If the lawsuit fails, Franklin's execution will be the first performed under Missouri's new drug protocol and the first in the state in three years.
JEFFERSON CITY, Mo. (AP) - A Missouri House Republican says he intends to seek articles of impeachment against Democratic Gov. Jay Nixon.
Nick Marshall, of Parkville, referred to the governor's executive order directing officials to accept joint tax filings from same-sex couples who are legally married, the release of the names of concealed gun permit holders to a federal agent and driver's license procedures.
Marshall says he believes the governor's administration has violated the law and that his motivations are not political or to gain attention. He has not spoken to House leaders.
A Nixon spokesman declined to comment. The Missouri attorney general's office has said the tax filing policy appears to follow the requirements of Missouri tax law.
WASHINGTON, Ill. (AP) - Gov. Pat Quinn says he's received a phone call from President Barack Obama after fatal storms hit Obama's home state.
Quinn spokeswoman Brooke Anderson said Monday that Quinn received the call on his cellphone while touring damage in the central Illinois community of Washington. The community was among the hardest hit. The White House confirmed the call, saying Obama relayed concern and expressed gratitude for the responders.
Quinn gave Obama an update on the damage, relief efforts and emergency response. Quinn was with Washington Mayor Gary Manier, who also spoke to Obama.
Authorities say six people died in Sunday's storms when tornadoes flattened homes and caused severe damage. So far seven counties have been declared state disaster areas.
Chesterfield police have located an elderly man reported missing Monday evening. The Endangered SILVER advisory has been cancelled.

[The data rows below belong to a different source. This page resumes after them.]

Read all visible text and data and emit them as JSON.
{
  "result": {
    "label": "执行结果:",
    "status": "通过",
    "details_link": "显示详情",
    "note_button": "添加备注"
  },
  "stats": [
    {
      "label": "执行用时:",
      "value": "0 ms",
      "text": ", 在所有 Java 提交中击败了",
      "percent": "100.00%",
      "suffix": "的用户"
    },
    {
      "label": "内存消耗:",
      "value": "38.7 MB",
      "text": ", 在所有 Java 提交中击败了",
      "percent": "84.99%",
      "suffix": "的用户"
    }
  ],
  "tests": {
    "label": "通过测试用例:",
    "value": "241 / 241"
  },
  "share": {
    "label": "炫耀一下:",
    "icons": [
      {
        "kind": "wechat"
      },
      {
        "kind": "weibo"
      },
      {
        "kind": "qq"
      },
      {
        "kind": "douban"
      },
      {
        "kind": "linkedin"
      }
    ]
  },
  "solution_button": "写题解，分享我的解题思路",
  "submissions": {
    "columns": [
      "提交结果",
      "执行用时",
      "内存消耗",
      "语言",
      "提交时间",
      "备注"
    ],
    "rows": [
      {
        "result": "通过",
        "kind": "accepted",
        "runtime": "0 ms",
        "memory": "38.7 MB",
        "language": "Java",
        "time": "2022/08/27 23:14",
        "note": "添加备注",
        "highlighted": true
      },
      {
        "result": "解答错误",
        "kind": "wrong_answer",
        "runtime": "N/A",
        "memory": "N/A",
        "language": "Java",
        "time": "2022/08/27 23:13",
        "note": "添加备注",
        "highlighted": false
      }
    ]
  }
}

Police had issued the advisory after 93 year old Sam Esgro didn't return home from a trip to Culvers on Chesterfield Airport Road. Employees at the ice cream shop had told police that Esgro seemed confused when he stopped there about 6 p.m.
Police say Esgro was located overnight in Earth City.
A series of meeting start tomorrow. The purpose? To allow the public to discuss the feasibility of a city-county merger.
A press conference is scheduled for Tuesday at 1 PM at the Cheshire Inn and will feature Mayor Francis Slay and County Executive Charlie Dooley. The group hosting the mmetings is Better Together. They describe themselves as a non-partisan effort to collect information on a possible merger.
St. Louis City and County have had separate governments since 1876, that is when the city broke away from the county. Better Together's sponsored meetings will run for the next 16 months.